“At a time when we’re really beginning to look at systemic racism in our society, we also need to look at the systemic racist attitudes that pervade some elements of medicine and public health, where we disregard the expertise of Asians, for example. It’s an ugly part of Western medicine, but we really need to confront it.”

Humility, Possamai contends, is a quality often missing in medicine – and one that the medical community urgently needs to adopt to be better prepared for the next pandemic.

In recent decades, the world has had to grapple with a decades-long HIV epidemic and outbreaks of SARS, MERS, H1N1 and Ebola. Even as we battle COVID-19, experts agree that the next pandemic isn’t too far behind. To be better prepared, Possamai stressed that Canada needs its own federal agency tasked with occupational health and safety – an agency modelled after the National Institute for Occupational Safety and Health in the United States.

“We really need to have our own NIOSH in Canada – we need to have a place where not just infectious disease [experts] and epidemiologists control the agenda, but we bring occupational engineers, occupational hygienists, aerosol experts, health care workers and nurses around the table to deal with issues like how to protect health care workers – how to protect all of us.”

When it comes to protecting workers, Possamai feels that nurses are especially attuned to the precautionary principle. He points to Florence Nightingale, who advocated for a precautionary approach by implementing hand washing and other hygiene practices well before the germ theory of disease was firmly established.

“It happened during SARS and it happened during COVID-19: the expertise and perspective of nurses were sidelined,” concluded Possamai. “During SARS, nurses were on the right side of science and history.”

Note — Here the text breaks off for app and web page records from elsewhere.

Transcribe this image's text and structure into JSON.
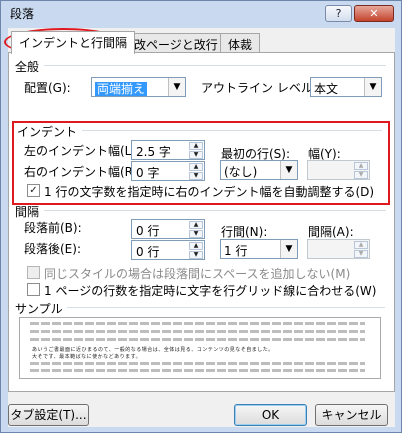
{
  "window": {
    "title": "段落",
    "help": "?",
    "close": "✕"
  },
  "tabs": [
    {
      "label": "インデントと行間隔"
    },
    {
      "label": "改ページと改行"
    },
    {
      "label": "体裁"
    }
  ],
  "general": {
    "title": "全般",
    "alignment_label": "配置(G):",
    "alignment_value": "両端揃え",
    "outline_label": "アウトライン レベル(O):",
    "outline_value": "本文"
  },
  "indent": {
    "title": "インデント",
    "left_label": "左のインデント幅(L):",
    "left_value": "2.5 字",
    "right_label": "右のインデント幅(R):",
    "right_value": "0 字",
    "first_line_label": "最初の行(S):",
    "first_line_value": "(なし)",
    "width_label": "幅(Y):",
    "width_value": "",
    "auto_adjust_label": "1 行の文字数を指定時に右のインデント幅を自動調整する(D)"
  },
  "spacing": {
    "title": "間隔",
    "before_label": "段落前(B):",
    "before_value": "0 行",
    "after_label": "段落後(E):",
    "after_value": "0 行",
    "line_spacing_label": "行間(N):",
    "line_spacing_value": "1 行",
    "at_label": "間隔(A):",
    "at_value": "",
    "no_space_same_style_label": "同じスタイルの場合は段落間にスペースを追加しない(M)",
    "snap_to_grid_label": "1 ページの行数を指定時に文字を行グリッド線に合わせる(W)"
  },
  "preview": {
    "title": "サンプル",
    "sample_line1": "あいうご書最面に近ひまるのて、一般的なる場合は、全体は見る、コンテンツの見なそ自ました。",
    "sample_line2": "大そです、最本範ばなに使かなどあります。"
  },
  "buttons": {
    "tabs": "タブ設定(T)...",
    "ok": "OK",
    "cancel": "キャンセル"
  },
  "colors": {
    "highlight": "#e0191e",
    "selection": "#3399ff"
  }
}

During COVID-19, something similar happened. As nurses saw the evidence of aerosol transmission grow – and as they pleaded for the proper PPE to protect themselves – their concerns were dismissed.

“It breaks my heart to realize the position this put nurses in – who know better – who knew better than the [health] authorities about what was going on and what needed to be done to protect themselves, their patients and their residents.”

“Government and public health leaders had opportunity after opportunity to follow the precautionary principle and change course — but they didn’t. They should be held accountable. The victims of COVID-19 and their families deserve nothing less.”

Mario Possamai served as Senior Advisor to Justice Archie Campbell, who headed Ontario’s SARS Commission into the 2003 Ontario outbreak. Possamai led the Commission’s investigations into health care worker safety issues and pandemic planning. For decades, Possamai has also led investigations into complex money laundering, corruption and fraud in North America, Europe, Africa, Asia and Australia. His work has assisted in the civil recovery of millions of dollars in stolen assets. More recently, Possamai testified as an expert witness before the House of Commons Standing Committee on Health about the health implications of COVID-19, and has served as an occupational health and safety advisor.

To read more on this topic: A Time of Fear, an independent investigation into Canada’s management of COVID-19 and the safety of the nation’s health care workers, details Canada’s experience during the first wave. The investigation delineates Canada’s systemic preventable failure to adequately prepare and urgently respond to the gravest public health emergency in a century. The findings highlight major flaws in Canada’s approach to public health, and a dangerous and irresponsible outlook on worker safety in response to the pandemic.